Labour’s apprenticeship scrap plan fails to make manifesto

Labour’s apprenticeship scrap plan fails to make manifesto

Labour remains committed to scrapping level two apprenticeships despite the absence of the pledge from the party’s education manifesto, it has been confirmed.

Speaking to FE Week following the launch of the document at Microsoft’s offices in Victoria, central London, Shadow Business Secretary Chuka Umunna confirmed his party still wanted all apprenticeships to be at level three or above.

It comes despite the fact the policy did not feature in the manifesto document itself, and was not mentioned by party leader Ed Miliband in his speech.

Mr Umunna said: “We want all our apprenticeships to be level three and above. That is not to say that we don’t see a place for level two qualifications — we absolutely do.

“In and of themselves, there are important qualifications that are level two and of course they are an important stepping-stone to do a level three apprenticeship or other qualification.”

When asked why the policy was not included in the manifesto document, a spokesperson said the party did not comment on process issues, adding that manifestos were only meant to provide an “overview” of policy.

A number of FE organisations have come out against the policy including the Association of Employment and Learning Providers, where chief executive Stewart Segal said: “We share the view of Confederation of British Industry, Unionlearn and the Commons Education Committee that high quality level two apprenticeships should remain part of the programme because they offer a ladder of opportunity to further progression.”

However, the National Institute of Adult Continuing Education (Niace) has backed the policy.

Steve Mulligan, Niace assistant director for policy and public affairs, said: “At a time when we need to do all we can to boost productivity and people’s career prospects and incomes, the last thing we should be doing is capping opportunities at level two where, currently, most apprentices stop learning.

“No one would say that stopping learning once you’ve done your GCSEs is a good idea. The same should be true for apprenticeships.

“Apprentices have the right to a working and learning experience that sets them up for a successful career and life of learning. Raising the bar to level three, while of course maintaining level two training, is a sensible way forward.”

Mr Umunna also told FE Week that the details of which qualifications would qualify learners for his party’s proposed “apprenticeship guarantee” would be announced once his party is in office. The party has so far only said that those with two A-level passes or equivalent qualifications would be eligible.

He said: “In terms of the detail around that we will announce that when we get into government. I’m not going to go through the list right now because I can’t.

“Of course, when you put in place a guarantee you have a set of criteria that you reference your guarantee to, but I can’t give you a whole list of the qualifications now if that’s what you’re asking me to do.”

Labour also used the event to announce plans to divert £50m from the government’s widening access and participation fund to pay around 1,000 trained careers advisers, who will each work with clusters of two or three schools, in order to guarantee “face-to-face” careers advice for all learners from the age of 11.

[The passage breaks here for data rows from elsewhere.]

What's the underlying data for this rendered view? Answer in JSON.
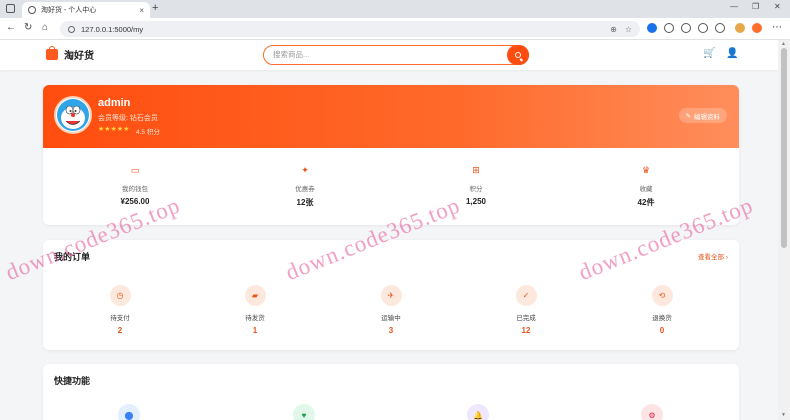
{
  "browser": {
    "tab_title": "淘好货 - 个人中心",
    "url": "127.0.0.1:5000/my",
    "new_tab": "+",
    "close_tab": "×",
    "win_min": "—",
    "win_max": "❐",
    "win_close": "✕",
    "back": "←",
    "reload": "↻",
    "home": "⌂",
    "zoom": "⊕",
    "star": "☆",
    "menu": "⋯"
  },
  "site": {
    "logo_text": "淘好货",
    "search_placeholder": "搜索商品...",
    "cart_icon": "🛒",
    "user_icon": "👤"
  },
  "profile": {
    "username": "admin",
    "level_text": "会员等级: 钻石会员",
    "stars": "★★★★★",
    "score_text": "4.5 积分",
    "edit_label": "编辑资料",
    "stats": [
      {
        "label": "我的钱包",
        "value": "¥256.00",
        "icon": "wallet-icon",
        "glyph": "▭"
      },
      {
        "label": "优惠券",
        "value": "12张",
        "icon": "ticket-icon",
        "glyph": "✦"
      },
      {
        "label": "积分",
        "value": "1,250",
        "icon": "gift-icon",
        "glyph": "⊞"
      },
      {
        "label": "收藏",
        "value": "42件",
        "icon": "trophy-icon",
        "glyph": "♛"
      }
    ]
  },
  "orders": {
    "title": "我的订单",
    "view_all": "查看全部 ›",
    "items": [
      {
        "label": "待支付",
        "count": "2",
        "icon": "clock-icon",
        "glyph": "◷"
      },
      {
        "label": "待发货",
        "count": "1",
        "icon": "truck-icon",
        "glyph": "▰"
      },
      {
        "label": "运输中",
        "count": "3",
        "icon": "plane-icon",
        "glyph": "✈"
      },
      {
        "label": "已完成",
        "count": "12",
        "icon": "check-icon",
        "glyph": "✓"
      },
      {
        "label": "退换货",
        "count": "0",
        "icon": "exchange-icon",
        "glyph": "⟲"
      }
    ]
  },
  "quick": {
    "title": "快捷功能",
    "items": [
      {
        "icon": "location-icon",
        "glyph": "⬤",
        "bg": "#e3efff",
        "color": "#3b82f6"
      },
      {
        "icon": "heart-icon",
        "glyph": "♥",
        "bg": "#e0f7ea",
        "color": "#16a34a"
      },
      {
        "icon": "bell-icon",
        "glyph": "🔔",
        "bg": "#efe6ff",
        "color": "#8b5cf6"
      },
      {
        "icon": "gear-icon",
        "glyph": "⚙",
        "bg": "#fde4e4",
        "color": "#e11d48"
      }
    ]
  },
  "watermark": {
    "text": "down.code365.top"
  },
  "colors": {
    "accent": "#ff4d12",
    "banner_start": "#ff4d0f",
    "banner_end": "#ff8e5c",
    "watermark": "#e65096"
  }
}
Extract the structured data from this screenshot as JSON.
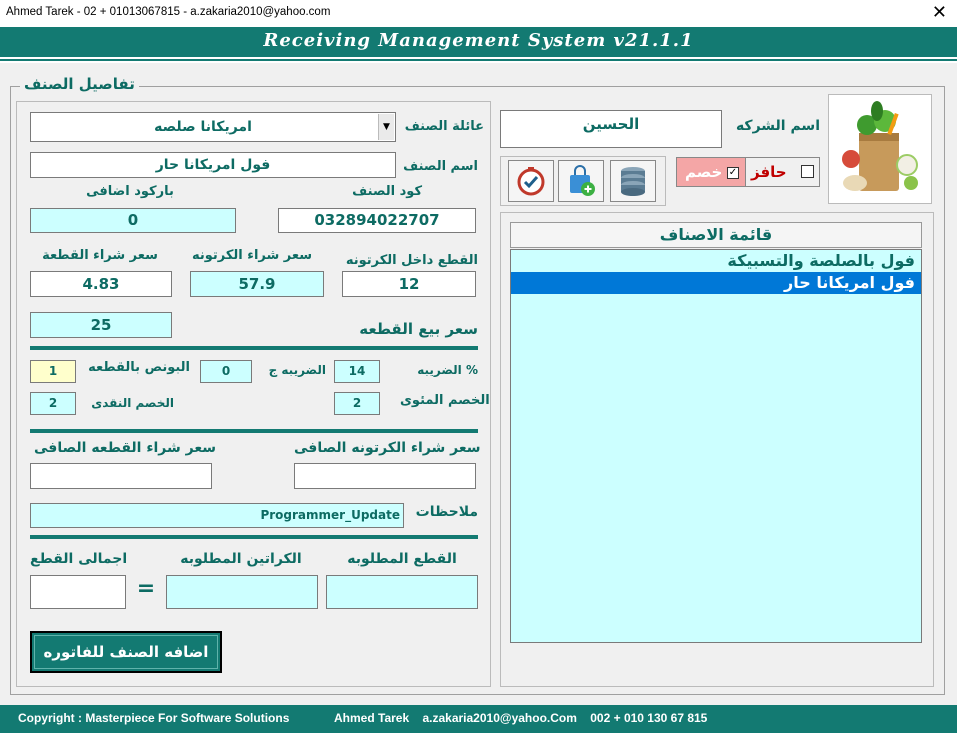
{
  "window": {
    "title": "Ahmed Tarek - 02 + 01013067815 - a.zakaria2010@yahoo.com",
    "close_glyph": "✕",
    "banner": "Receiving Management System v21.1.1"
  },
  "details": {
    "group_title": "تفاصيل الصنف",
    "family_label": "عائلة الصنف",
    "family_value": "امريكانا صلصه",
    "name_label": "اسم الصنف",
    "name_value": "فول امريكانا حار",
    "code_label": "كود الصنف",
    "code_value": "032894022707",
    "extra_barcode_label": "باركود اضافى",
    "extra_barcode_value": "0",
    "pieces_per_carton_label": "القطع داخل الكرتونه",
    "pieces_per_carton_value": "12",
    "carton_price_label": "سعر شراء الكرتونه",
    "carton_price_value": "57.9",
    "piece_price_label": "سعر شراء القطعة",
    "piece_price_value": "4.83",
    "sale_price_label": "سعر بيع القطعه",
    "sale_price_value": "25",
    "tax_pct_label": "الضريبه %",
    "tax_pct_value": "14",
    "tax_amount_label": "الضريبه ج",
    "tax_amount_value": "0",
    "bonus_label": "البونص بالقطعه",
    "bonus_value": "1",
    "discount_pct_label": "الخصم المئوى",
    "discount_pct_value": "2",
    "cash_discount_label": "الخصم النقدى",
    "cash_discount_value": "2",
    "net_carton_label": "سعر شراء الكرتونه الصافى",
    "net_carton_value": "",
    "net_piece_label": "سعر شراء القطعه الصافى",
    "net_piece_value": "",
    "notes_label": "ملاحظات",
    "notes_value": "Programmer_Update",
    "req_pieces_label": "القطع المطلوبه",
    "req_pieces_value": "",
    "req_cartons_label": "الكراتين المطلوبه",
    "req_cartons_value": "",
    "equals": "=",
    "total_pieces_label": "اجمالى القطع",
    "total_pieces_value": "",
    "add_button": "اضافه الصنف للفاتوره"
  },
  "supplier": {
    "company_label": "اسم الشركه",
    "company_value": "الحسين",
    "cash_label": "حافز",
    "discount_label": "خصم",
    "cash_checked": false,
    "discount_checked": true
  },
  "items": {
    "header": "قائمة الاصناف",
    "rows": [
      {
        "label": "فول بالصلصة والتسبيكة",
        "selected": false
      },
      {
        "label": "فول امريكانا حار",
        "selected": true
      }
    ]
  },
  "icons": {
    "product": "grocery-bag-icon",
    "database": "database-icon",
    "add_cart": "add-shopping-bag-icon",
    "clock": "clock-check-icon"
  },
  "footer": {
    "copyright": "Copyright : Masterpiece For Software Solutions",
    "contact": "Ahmed Tarek    a.zakaria2010@yahoo.Com    002 + 010 130 67 815"
  },
  "colors": {
    "teal": "#137a72",
    "label_teal": "#0d6b63",
    "cyan_field": "#ccffff",
    "yellow_field": "#ffffcc",
    "selection": "#0078d7"
  }
}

Main pic: From left: Labour leader Ed Miliband,
Shadow business secretary Chuka Umunna.

Picture Chris Radburn/PA

Labour’s manifesto pledges for skills

Deliver a new gold-standard technical baccalaureate for 16 to 18-year-oldsEnsure all young people study English and maths to 18

Raise standards in FE, with new institutes of technical education

Guarantee all young people face-to-face careers advice

Give every young person that gets the grades has the right to a high quality apprenticeship

Introduce new technical degrees delivered by universities and employers